Here's why Australia's 1.5% interest rates are too high

Tue, 05 Feb 2019  |  

This article first appeared on the Yahoo Finance web site at this link: https://au.finance.yahoo.com/news/heres-australias-1-5-interest-rates-high-002038269.html 

-------------------------------------------------

Here's why Australia's 1.5% interest rates are too high

Australians love talking about interest rates and the bulk of economic commentary day-to-day is about whether or not the Reserve Bank of Australia will be putting them up, or down or leaving them steady at their next monthly meeting. This is no doubt linked to the huge interest of most Australians in house prices and the fact that household debt levels are amongst the highest in the world.

A small change in interest rates can have a significant impact on those with large mortgages.

Are interest rates too high or too low?

Having watching the RBA over the last 30 years or so, I have learnt a few lessons when it comes to working out whether interest rates are too high, too low or just right.

These lessons boil down to the following observable and easily tested facts on the economy.

If the economy is registering a decent rate of economic growth, say around 3 per cent, there are sufficient jobs are being created to keep annual wages growing by about 3.5 per cent and most importantly, annual inflation is hovering around 2.5 per cent and looks like staying at that rate, the prevailing interest rate is about right.

It seems simple when it is laid out that way.

Right now, economic growth is slowing to below 3 per cent and based on the data on housing, consumer finances and the global economy, it is probably on a path to about 2 per cent by the second half of 2019. Adjusting for population growth, the economy is getting uncomfortably close to a recession.

At the same time, wages growth is struggling to pick up from record lows and is stuck at a weak 2.25 to 2.5 per cent.
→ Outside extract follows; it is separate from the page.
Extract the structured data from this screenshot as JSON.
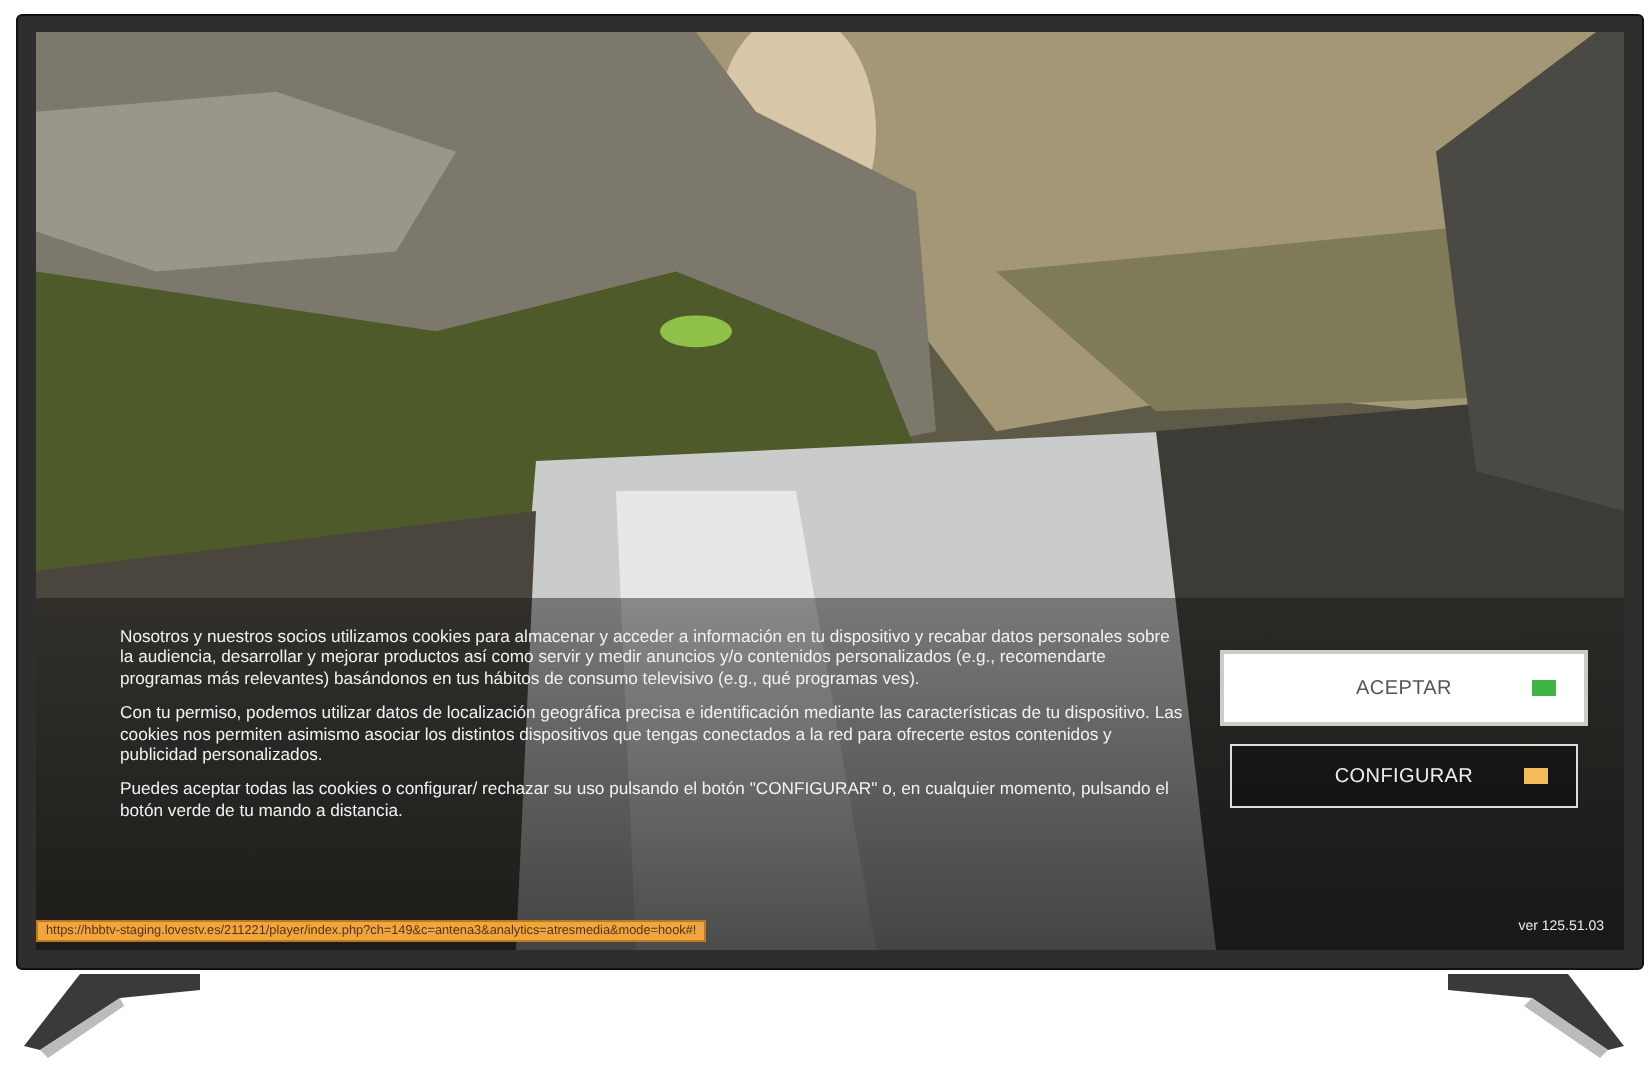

This is too low and wages growth is being held back by the simple fact that there aren’t enough jobs being created to get unemployment and underemployment sufficiently low to spark a pick-up in wages.

Then there is inflation. The December quarter results released last week showed annual underlying inflation at 1.8 per cent. This confirmed that annual inflation has been below the bottom of the RBA target range of 2-3 per cent for 3 consecutive years and it has been below the mid-point of the target for 5 years.

This is the clearest indicator of all that interest rates in Australia are restrictive, or too high in other words.

Mortgage holders should shop around

It might seem odd to conclude this when the official interest rate is 1.5 per cent and most mortgage holders can shop around and get an interest rate around 4 per cent. But such is the change in the domestic and global economy in the aftermath of the global financial crisis. Inflation and therefore interest rates around the world are low.

Of all industrialised countries, the US has the highest interest rates at 2.5 per cent and there is a real possibility it will be cutting those rates at the end of 2019. Interest rates in Europe and Japan are negative. They are 0.75 per cent in the UK and in Canada, rates are 1.75 cent.

In an ideal climate for Australia, GDP growth should be higher, wages growth stronger and inflation should be above current levels.

It’s not rocket science to work out a formula to work out how policy makers in Australia could achieve that – lower interest rates are the answer.

comments powered by Disqus

THE LATEST FROM THE KOUK

The misplaced objective of the government of delivering a surplus, come hell or high water, has gone up in smoke

Tue, 07 Jan 2020

This article first appeared on the Yahoo Finance web site at this link: https://au.finance.yahoo.com/news/the-governments-test-in-2020-220310427.html   

---------------------------- 

The misplaced objective of the government of delivering a surplus, come hell or high water, has gone up in smoke

For many people, the cost of the fires is immeasurable. 

Or irrelevant. 

They have lost loved ones, precious possessions, businesses and dreams and for these people, what lies ahead is bleak.

Life has changed forever.

As the fires continue to ravage through huge tracts of land, destroying yet more houses, more property, incinerating livestock herds, hundreds of millions of wildlife, birds and burning millions of hectares of forests, it is important to think about the plans for what lies ahead.

The rebuilding task will be huge.

Several thousands of houses, commercial buildings and infrastructure will require billions of dollars and thousands of workers to rebuild. Then there are the furniture and fittings for these buildings – carpets, fridges, washing machines, clothes, lounges, dining tables, TVs and the like will be purchased to restock.

Then there are the thousands of cars and other machinery and equipment that will need to be replaced. 

What's ahead for the Australian economy and markets in 2020

Thu, 02 Jan 2020

What's ahead for the Australian economy and markets in 2020

Happy New Year!

2020 will be a year where Australia’s annual GDP will exceed $2 trillion, our population will get very close to 26 million people and we will clock up 29 years with no recession.

It is also a year where the economy will be a dominant issue for policy makers, will drive what happens to interest rates, will help drive investment returns and will feed into the well-being of the Australian community. 

2020 kicks off with relatively good news in terms of economic growth, even though the labour market is likely to remain weak, with wages growth struggling to lift and inflation remaining below the RBA’s 2 to 3 per cent target. The Reserve Bank may have one more interest rate cut in its kit bag, but by year end, the market is likely to price in interest rate increases, albeit modestly.

The ASX, which had a great 2019 is set to be flatten out, in part driven by the change in the interest rate outlook, but it should get a boost from better news on housing and household spending.

In terms of the specifics, I have broken down the 2020 outlook into a range of categories and given a broad explanation on the issues underpinning the themes outlined.

GDP Growth

It’s a positive outlook. A pick-up in GDP growth from the current 1.7 per cent annual rate is unfolding, with the only real issue is the extent of the acceleration.